* Action item
Could you restate all of the records exactly, leaving out the pictures?

--- Material for this task ---

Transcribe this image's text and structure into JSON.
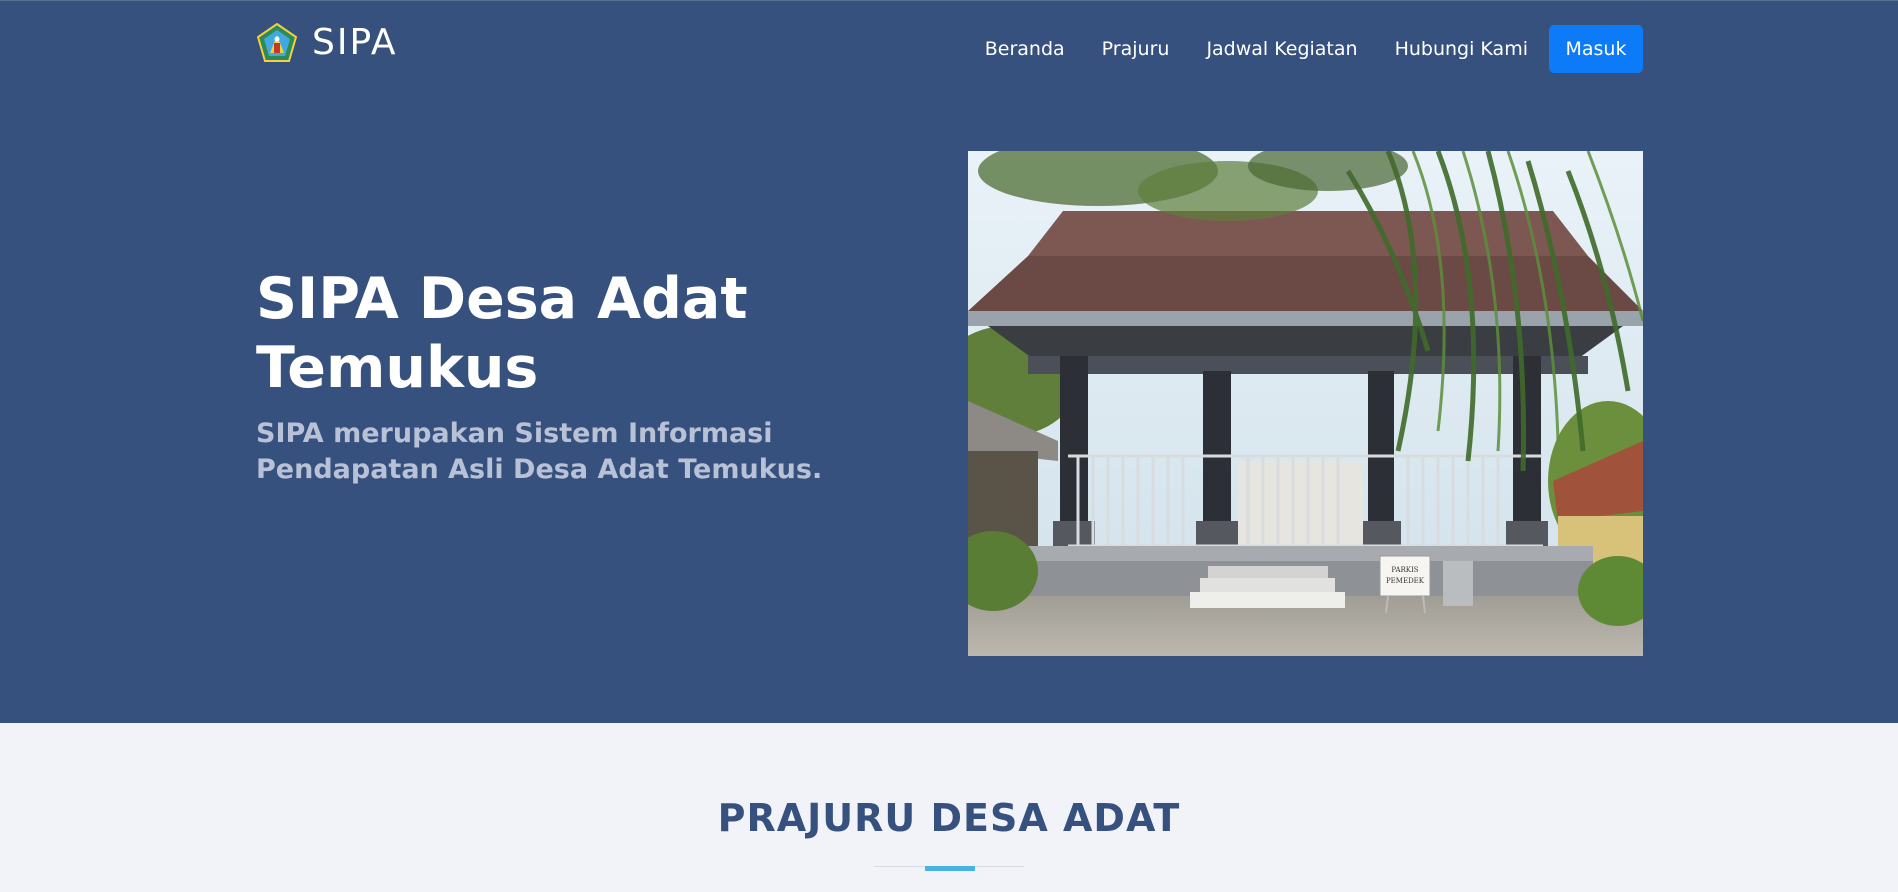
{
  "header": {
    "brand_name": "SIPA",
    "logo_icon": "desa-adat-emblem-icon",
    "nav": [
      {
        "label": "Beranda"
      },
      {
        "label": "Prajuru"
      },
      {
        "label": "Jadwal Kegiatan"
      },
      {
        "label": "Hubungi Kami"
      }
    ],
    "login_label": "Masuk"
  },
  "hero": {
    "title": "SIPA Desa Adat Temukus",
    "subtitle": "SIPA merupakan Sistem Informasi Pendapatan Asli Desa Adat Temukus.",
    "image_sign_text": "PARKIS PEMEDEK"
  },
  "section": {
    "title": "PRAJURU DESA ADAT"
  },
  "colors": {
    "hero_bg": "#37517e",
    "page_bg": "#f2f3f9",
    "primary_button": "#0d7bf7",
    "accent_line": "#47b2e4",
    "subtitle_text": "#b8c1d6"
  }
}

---

* Answer to this problem
Transcribe this image's text and structure into JSON.
{
  "header": {
    "brand_name": "SIPA",
    "logo_icon": "desa-adat-emblem-icon",
    "nav": [
      {
        "label": "Beranda"
      },
      {
        "label": "Prajuru"
      },
      {
        "label": "Jadwal Kegiatan"
      },
      {
        "label": "Hubungi Kami"
      }
    ],
    "login_label": "Masuk"
  },
  "hero": {
    "title": "SIPA Desa Adat Temukus",
    "subtitle": "SIPA merupakan Sistem Informasi Pendapatan Asli Desa Adat Temukus.",
    "image_sign_text": "PARKIS PEMEDEK"
  },
  "section": {
    "title": "PRAJURU DESA ADAT"
  },
  "colors": {
    "hero_bg": "#37517e",
    "page_bg": "#f2f3f9",
    "primary_button": "#0d7bf7",
    "accent_line": "#47b2e4",
    "subtitle_text": "#b8c1d6"
  }
}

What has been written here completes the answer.